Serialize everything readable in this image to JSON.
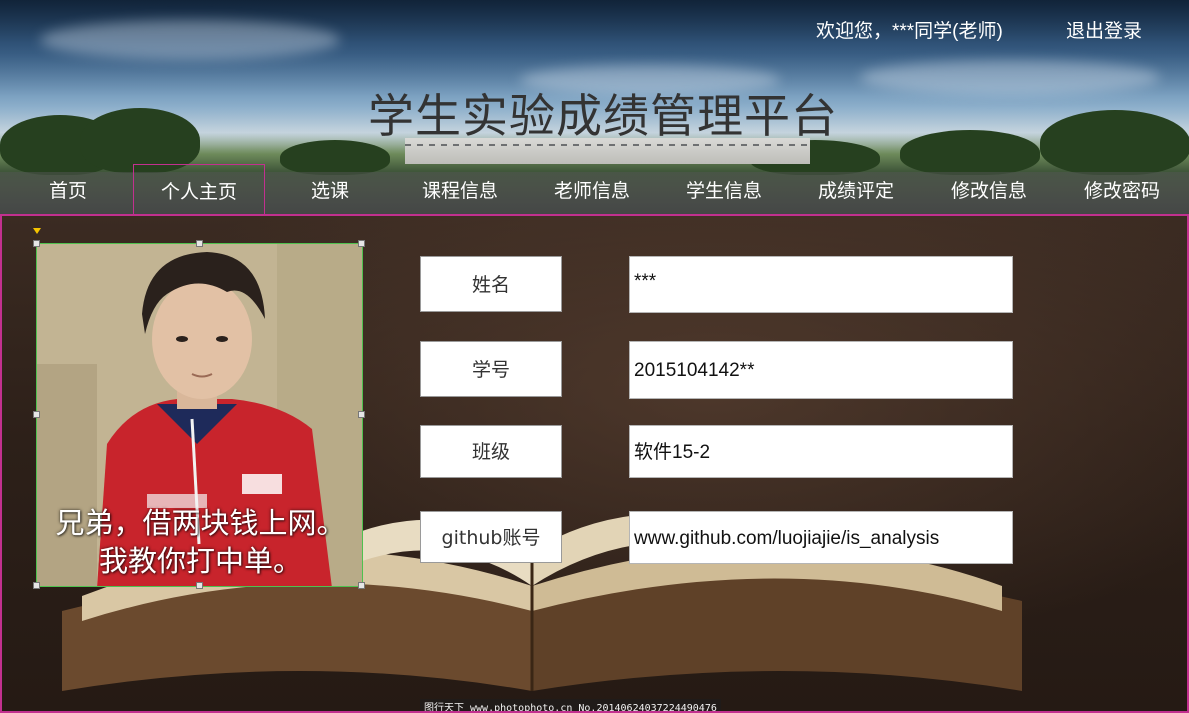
{
  "header": {
    "greeting": "欢迎您，***同学(老师)",
    "logout_label": "退出登录",
    "site_title": "学生实验成绩管理平台"
  },
  "nav": {
    "items": [
      {
        "label": "首页"
      },
      {
        "label": "个人主页",
        "active": true
      },
      {
        "label": "选课"
      },
      {
        "label": "课程信息"
      },
      {
        "label": "老师信息"
      },
      {
        "label": "学生信息"
      },
      {
        "label": "成绩评定"
      },
      {
        "label": "修改信息"
      },
      {
        "label": "修改密码"
      }
    ]
  },
  "profile": {
    "photo_caption_line1": "兄弟，借两块钱上网。",
    "photo_caption_line2": "我教你打中单。",
    "fields": [
      {
        "label": "姓名",
        "value": "***"
      },
      {
        "label": "学号",
        "value": "2015104142**"
      },
      {
        "label": "班级",
        "value": "软件15-2"
      },
      {
        "label": "github账号",
        "value": "www.github.com/luojiajie/is_analysis"
      }
    ]
  },
  "watermark": "图行天下 www.photophoto.cn No.20140624037224490476",
  "colors": {
    "accent_border": "#c2308f",
    "photo_border": "#4fc14f"
  }
}
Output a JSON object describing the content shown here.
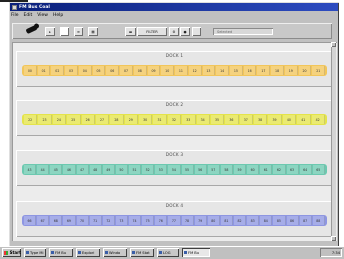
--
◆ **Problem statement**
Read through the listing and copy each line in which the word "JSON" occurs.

◆ **Exercise result**
Serialize everything readable in this image to JSON.
Output a JSON object describing the content shown here.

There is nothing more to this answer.